ests, but evidently thought the whole thing a good joke, and went back to his place in my buggy beside a young man named Venable, and J. V. Tucker, Esq., who was one of the attaches of the Confederate hospital that made up our little gang. In less than an hour Romulus and Venable and Tucker were all captured and in the hands of the enemy. But, I forestall my story. Stopping just then on the road to talk to some friends who occupied that portion of the line, the wagons, &c., moved off, my quartermaster wounded. I was told he had an arm broken. The casualties amongst my little party I must now recite: Venable died at Point Lookout; Tucker is now (March, 1890), with Dr. George Starke, and Romulus somewhere in New York. Tucker, Romulus and Venable, as I said, were taken from my buggy and made prisoners. The subsequent history of Romulus is not without interest, but I cannot introduce it in this place.
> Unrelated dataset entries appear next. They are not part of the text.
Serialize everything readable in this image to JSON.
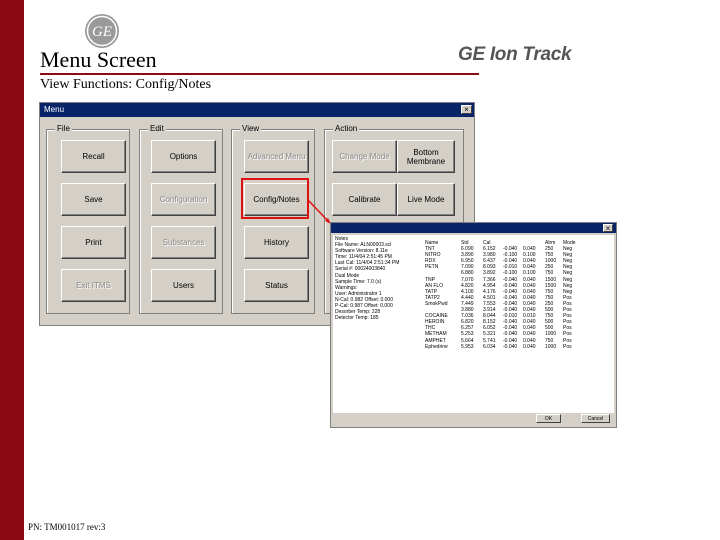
{
  "slide": {
    "title": "Menu Screen",
    "subtitle": "View Functions: Config/Notes",
    "brand": "GE Ion Track",
    "footer": "PN: TM001017 rev:3",
    "accent_color": "#8b0a14",
    "logo_text": "GE"
  },
  "menu_window": {
    "title": "Menu",
    "close": "×",
    "groups": [
      {
        "label": "File",
        "buttons": [
          {
            "label": "Recall",
            "enabled": true
          },
          {
            "label": "Save",
            "enabled": true
          },
          {
            "label": "Print",
            "enabled": true
          },
          {
            "label": "Exit ITMS",
            "enabled": false
          }
        ]
      },
      {
        "label": "Edit",
        "buttons": [
          {
            "label": "Options",
            "enabled": true
          },
          {
            "label": "Configuration",
            "enabled": false
          },
          {
            "label": "Substances",
            "enabled": false
          },
          {
            "label": "Users",
            "enabled": true
          }
        ]
      },
      {
        "label": "View",
        "buttons": [
          {
            "label": "Advanced Menu",
            "enabled": false
          },
          {
            "label": "Config/Notes",
            "enabled": true
          },
          {
            "label": "History",
            "enabled": true
          },
          {
            "label": "Status",
            "enabled": true
          }
        ]
      },
      {
        "label": "Action",
        "buttons": [
          {
            "label": "Change Mode",
            "enabled": false
          },
          {
            "label": "Calibrate",
            "enabled": true
          },
          {
            "label": "Bottom Membrane",
            "enabled": true
          },
          {
            "label": "Live Mode",
            "enabled": true
          }
        ]
      }
    ]
  },
  "notes_window": {
    "close": "×",
    "notes_header": "Notes",
    "notes_lines": [
      "File Name: ALN00003.scl",
      "Software Version: 8.11e",
      "Time: 11/4/04 2:51:45 PM",
      "Last Cal: 11/4/04 2:51:34 PM",
      "Serial #: 00024003840",
      "Dual Mode",
      "Sample Time: 7.0 (s)",
      "Warnings:",
      "User: Administrator 1",
      "N-Cal: 0.982 Offset: 0.000",
      "P-Cal: 0.987 Offset: 0.000",
      "Desorber Temp: 228",
      "Detector Temp: 185"
    ],
    "columns": [
      "Name",
      "Std",
      "Cal",
      "",
      "",
      "Alrm",
      "Mode"
    ],
    "rows": [
      [
        "TNT",
        "6.090",
        "6.152",
        "-0.040",
        "0.040",
        "250",
        "Neg"
      ],
      [
        "NITRO",
        "3.890",
        "3.980",
        "-0.100",
        "0.100",
        "750",
        "Neg"
      ],
      [
        "RDX",
        "6.950",
        "6.437",
        "-0.040",
        "0.040",
        "1000",
        "Neg"
      ],
      [
        "PETN",
        "7.090",
        "8.093",
        "-0.010",
        "0.040",
        "250",
        "Neg"
      ],
      [
        "",
        "6.880",
        "3.892",
        "-0.100",
        "0.100",
        "750",
        "Neg"
      ],
      [
        "TNP",
        "7.070",
        "7.366",
        "-0.040",
        "0.040",
        "1500",
        "Neg"
      ],
      [
        "AN FLO",
        "4.820",
        "4.954",
        "-0.040",
        "0.040",
        "1500",
        "Neg"
      ],
      [
        "TATP",
        "4.100",
        "4.176",
        "-0.040",
        "0.040",
        "750",
        "Neg"
      ],
      [
        "TATP2",
        "4.440",
        "4.501",
        "-0.040",
        "0.040",
        "750",
        "Pos"
      ],
      [
        "SmokPwd",
        "7.449",
        "7.553",
        "-0.040",
        "0.040",
        "250",
        "Pos"
      ],
      [
        "",
        "3.880",
        "3.914",
        "-0.040",
        "0.040",
        "500",
        "Pos"
      ],
      [
        "COCAINE",
        "7.036",
        "8.044",
        "-0.010",
        "0.010",
        "750",
        "Pos"
      ],
      [
        "HEROIN",
        "6.820",
        "8.152",
        "-0.040",
        "0.040",
        "500",
        "Pos"
      ],
      [
        "THC",
        "6.257",
        "6.052",
        "-0.040",
        "0.040",
        "500",
        "Pos"
      ],
      [
        "METHAM",
        "5.253",
        "5.321",
        "-0.040",
        "0.040",
        "1000",
        "Pos"
      ],
      [
        "AMPHET",
        "5.664",
        "5.741",
        "-0.040",
        "0.040",
        "750",
        "Pos"
      ],
      [
        "Ephedrine",
        "5.953",
        "6.034",
        "-0.040",
        "0.040",
        "1000",
        "Pos"
      ]
    ],
    "ok_label": "OK",
    "cancel_label": "Cancel"
  },
  "colors": {
    "highlight": "#dd1111",
    "titlebar": "#0a246a",
    "window_face": "#d4d0c8"
  }
}
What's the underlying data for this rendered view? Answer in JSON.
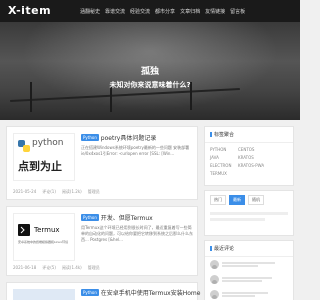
{
  "site": {
    "logo": "X-item"
  },
  "nav": {
    "items": [
      "涵翻秘史",
      "靠谱交流",
      "经验交流",
      "都市分享",
      "文章归档",
      "友情链接",
      "留言板"
    ]
  },
  "hero": {
    "title": "孤独",
    "subtitle": "未知对你来说意味着什么?"
  },
  "posts": [
    {
      "tag": "Python",
      "title": "poetry具体问题记录",
      "excerpt": "正在搭建Windows系统环境poetry最新的一些问题 安装部署ie/0x4xos1引Error: <urlopen error [SSL: [Win...",
      "thumb_text": "点到为止",
      "thumb_logo": "python",
      "date": "2021-05-24",
      "comments": "评论(1)",
      "views": "阅读(1.2k)",
      "author": "管理员"
    },
    {
      "tag": "Python",
      "title": "开发、但愿Termux",
      "excerpt": "用Termux这个环境已经用到很长时间了，最近重复着写一些简单的自动化的问题，可以给你要把它转移到系统之后那么什么东西... Postgres [&hel...",
      "thumb_text": "Termux",
      "thumb_sub": "安卓系统中的终端模拟器和Linux环境",
      "date": "2021-06-18",
      "comments": "评论(5)",
      "views": "阅读(1.4k)",
      "author": "管理员"
    },
    {
      "tag": "Python",
      "title": "在安卓手机中使用Termux安装Home"
    }
  ],
  "sidebar": {
    "tag_heading": "标签聚合",
    "tags": [
      "PYTHON",
      "CENTOS",
      "JAVA",
      "KRATOS",
      "ELECTRON",
      "KRATOS-PWA",
      "TERMUX"
    ],
    "tabs": [
      "热门",
      "最新",
      "随机"
    ],
    "recent_heading": "最近评论"
  }
}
Doctors Hume Field, R. Lewis and J. P. Smith, the former two known t
Southern Historical Society Papers, Volume 28. (ed. Reverend J. William Jones), Glowing tribute to General R. E. Lee. (search)
sense of superiority which I felt General Lee possessed over all mankind. The atmosphere about him was that of the high mountains, rare and invigorating, and the mental vision was treated to a sense of the sublime. I saw him often as we entered the Wilderness. I saw him rally the troops of Heth's Division that evening near Parker's store. I heard him say to some rushing out from the firing line, as it is now called, Steady, men, go back! We need all good men at the front now, and Colonel Venable remonstrated with him for being so close under fire, but Mars Robert wouldn't leave until the line was restored. This was not the incident which occurred (next morning) at the same spot, when the Texans yelled, You go back, General Lee, to the rear, as they plunged into the masses of the enemy and hurled them back at the point of the bayonet. But I saw him again that day, just a few minutes after Longstreet had been wounded, May 6th. I had come across the Wilderness from Stuar
Southern Historical Society Papers, Volume 28. (ed. Reverend J. William Jones), Thomas R. R. Cobb. (search)
a forces. The Troup Artillery has been ordered off to the North West army, but Secretary Walker has promised me to attach them to my legion just as soon as I get into the field. July 24.—I have made the circuit of the city to-day visiting wounded Georgians and answering telegrams from anxious friends. This with my congressional duties and fixing up my legion keep me engaged every hour. Ed. Hull is safe, but poor George Stovall is dead. Gartrell is not hurt, but his son is killed. Prof. Venable was in the fight and was wounded slightly. He was reported dead and had to go home to convince his wife that he was alive. As the smoke arises from the field of Manassas I feel assured it will be estimated as one of the decisive battles of the world. Either Scott will concentrate an army of 100,000 men and try the issue again or the war will be virtually closed. If they are for another trial we shall defeat them again. The battle of Manassas therefore has secured our independence.